The songs in the show—even in the relatively obscure early period of Act I (think “Yankee Doodle Dandy”)—evoke a nonspecific nostalgia. And our affection for them along with their dynamic appropriation makes us question that nostalgia. Mac turns our sentimentality against us by luring us into thinking about it, about not only the musical sources of it but also the ideas that our ancestors guzzled, coughed and sponged up rather than truly examining. It’s the patter between songs, and often within them, that makes this clear. The patter carries the thread of unique and gritty social observation that knits the show together.
A colonial-era drinking song whose name escapes me, for instance, prompts a digression about playing beer pong at a Dartmouth frat party, which sparks a reverie about the smell of piss, which sparks another about Dartmouth’s profile as the incubator of capitalists who piss expertly on the poor. Later, a nearly nude Mac will sing while fondling and groping a bald audience member in a blue blazer, afterward turning and quipping with a wink: “I picked you because you look like you went to Dartmouth.”
At another point an old round set to a nursery rhyme—“Oh dear what can the matter be?/Johnny’s so long at the fair”—prompts a digression about the woman imagined to be singing it. Left alone at home, worried “Betty” can’t look for Johnny herself because respectable women can’t go unaccompanied to fairs. This fact leads her to wonder about her rights, and then wonder whether Johnny might possibly be tarrying with some non-respectable woman at the fair. Betty’s thoughts eventually settle on ostracism of hussies rather than solidarity with women to gain rights. Mac remarks that “in capitalistic America, we always forgive the enemy and despise the outsider”—an observation judy chillingly ties to the aftermaths of all America’s major wars.
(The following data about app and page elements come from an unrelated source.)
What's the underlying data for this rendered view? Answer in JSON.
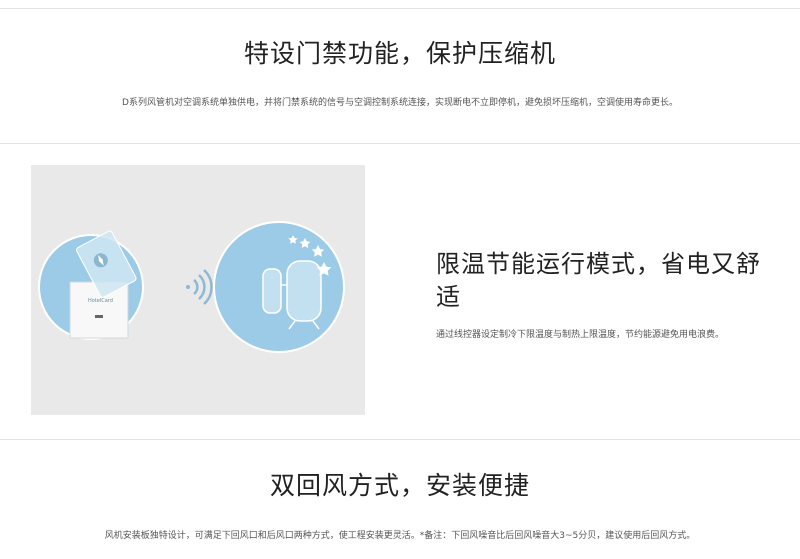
{
  "section1": {
    "title": "特设门禁功能，保护压缩机",
    "description": "D系列风管机对空调系统单独供电，并将门禁系统的信号与空调控制系统连接，实现断电不立即停机，避免损坏压缩机，空调使用寿命更长。"
  },
  "section2": {
    "title": "限温节能运行模式，省电又舒适",
    "description": "通过线控器设定制冷下限温度与制热上限温度，节约能源避免用电浪费。",
    "card_label": "HotelCard"
  },
  "section3": {
    "title": "双回风方式，安装便捷",
    "description": "风机安装板独特设计，可满足下回风口和后风口两种方式，使工程安装更灵活。*备注：下回风噪音比后回风噪音大3~5分贝，建议使用后回风方式。"
  },
  "colors": {
    "circle_fill": "#9ccbe7",
    "panel_bg": "#e9e9e9",
    "divider": "#e3e3e3"
  }
}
Not everything in the grueling, three-hour, intermissionless act is as sharp and penetrating as I’ve made it sound. Nor would you want it to be, as Mac’s humor depends very much on rough, seat-of-your-pants spontaneity to take flight. (“Perfection is for assholes!”) All of that understood, I can’t think of a more worthwhile way to spend three, six, or, hell, if you have the stamina, twenty-four hours. It’s truly remarkable, for one thing, to find such deep patriotism in such an outsider artist, someone bullied and shunned who had more reason to hate than most but instead came out and imagined a bigger, more fabulous tent than any politician. You’ll never see American history in quite the same way again.